:: Material for this task
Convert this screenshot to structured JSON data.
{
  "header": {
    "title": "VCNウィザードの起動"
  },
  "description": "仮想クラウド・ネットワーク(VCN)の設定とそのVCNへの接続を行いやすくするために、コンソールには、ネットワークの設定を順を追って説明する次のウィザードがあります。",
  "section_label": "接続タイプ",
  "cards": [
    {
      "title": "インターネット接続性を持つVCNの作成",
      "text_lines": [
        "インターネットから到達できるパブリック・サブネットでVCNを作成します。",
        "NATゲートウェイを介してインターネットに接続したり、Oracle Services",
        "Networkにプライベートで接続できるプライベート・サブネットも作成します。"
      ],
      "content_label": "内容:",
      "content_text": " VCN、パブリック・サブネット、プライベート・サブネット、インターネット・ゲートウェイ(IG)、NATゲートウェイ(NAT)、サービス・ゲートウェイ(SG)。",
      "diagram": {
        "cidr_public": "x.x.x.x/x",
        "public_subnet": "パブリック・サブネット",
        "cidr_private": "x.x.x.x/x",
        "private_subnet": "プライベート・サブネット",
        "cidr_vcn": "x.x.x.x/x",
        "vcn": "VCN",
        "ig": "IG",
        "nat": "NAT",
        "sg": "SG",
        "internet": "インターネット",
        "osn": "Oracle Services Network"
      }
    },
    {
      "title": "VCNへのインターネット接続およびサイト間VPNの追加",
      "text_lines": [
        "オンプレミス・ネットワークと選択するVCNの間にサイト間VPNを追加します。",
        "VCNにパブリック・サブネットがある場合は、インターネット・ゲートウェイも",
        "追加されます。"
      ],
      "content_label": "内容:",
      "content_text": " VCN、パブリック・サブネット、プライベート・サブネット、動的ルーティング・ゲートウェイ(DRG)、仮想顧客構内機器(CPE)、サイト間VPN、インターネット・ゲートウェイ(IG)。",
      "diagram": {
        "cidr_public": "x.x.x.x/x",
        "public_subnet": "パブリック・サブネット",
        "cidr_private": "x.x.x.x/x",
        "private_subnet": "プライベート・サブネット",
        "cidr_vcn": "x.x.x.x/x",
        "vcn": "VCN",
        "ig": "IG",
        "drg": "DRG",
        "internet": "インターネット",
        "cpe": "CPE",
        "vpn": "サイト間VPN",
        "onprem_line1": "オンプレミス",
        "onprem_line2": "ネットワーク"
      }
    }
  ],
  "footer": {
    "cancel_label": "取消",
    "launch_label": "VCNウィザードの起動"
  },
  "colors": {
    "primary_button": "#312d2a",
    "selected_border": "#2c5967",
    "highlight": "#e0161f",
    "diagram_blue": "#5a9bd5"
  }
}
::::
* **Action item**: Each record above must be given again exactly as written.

* **Output**:
Convert this screenshot to structured JSON data.
{
  "header": {
    "title": "VCNウィザードの起動"
  },
  "description": "仮想クラウド・ネットワーク(VCN)の設定とそのVCNへの接続を行いやすくするために、コンソールには、ネットワークの設定を順を追って説明する次のウィザードがあります。",
  "section_label": "接続タイプ",
  "cards": [
    {
      "title": "インターネット接続性を持つVCNの作成",
      "text_lines": [
        "インターネットから到達できるパブリック・サブネットでVCNを作成します。",
        "NATゲートウェイを介してインターネットに接続したり、Oracle Services",
        "Networkにプライベートで接続できるプライベート・サブネットも作成します。"
      ],
      "content_label": "内容:",
      "content_text": " VCN、パブリック・サブネット、プライベート・サブネット、インターネット・ゲートウェイ(IG)、NATゲートウェイ(NAT)、サービス・ゲートウェイ(SG)。",
      "diagram": {
        "cidr_public": "x.x.x.x/x",
        "public_subnet": "パブリック・サブネット",
        "cidr_private": "x.x.x.x/x",
        "private_subnet": "プライベート・サブネット",
        "cidr_vcn": "x.x.x.x/x",
        "vcn": "VCN",
        "ig": "IG",
        "nat": "NAT",
        "sg": "SG",
        "internet": "インターネット",
        "osn": "Oracle Services Network"
      }
    },
    {
      "title": "VCNへのインターネット接続およびサイト間VPNの追加",
      "text_lines": [
        "オンプレミス・ネットワークと選択するVCNの間にサイト間VPNを追加します。",
        "VCNにパブリック・サブネットがある場合は、インターネット・ゲートウェイも",
        "追加されます。"
      ],
      "content_label": "内容:",
      "content_text": " VCN、パブリック・サブネット、プライベート・サブネット、動的ルーティング・ゲートウェイ(DRG)、仮想顧客構内機器(CPE)、サイト間VPN、インターネット・ゲートウェイ(IG)。",
      "diagram": {
        "cidr_public": "x.x.x.x/x",
        "public_subnet": "パブリック・サブネット",
        "cidr_private": "x.x.x.x/x",
        "private_subnet": "プライベート・サブネット",
        "cidr_vcn": "x.x.x.x/x",
        "vcn": "VCN",
        "ig": "IG",
        "drg": "DRG",
        "internet": "インターネット",
        "cpe": "CPE",
        "vpn": "サイト間VPN",
        "onprem_line1": "オンプレミス",
        "onprem_line2": "ネットワーク"
      }
    }
  ],
  "footer": {
    "cancel_label": "取消",
    "launch_label": "VCNウィザードの起動"
  },
  "colors": {
    "primary_button": "#312d2a",
    "selected_border": "#2c5967",
    "highlight": "#e0161f",
    "diagram_blue": "#5a9bd5"
  }
}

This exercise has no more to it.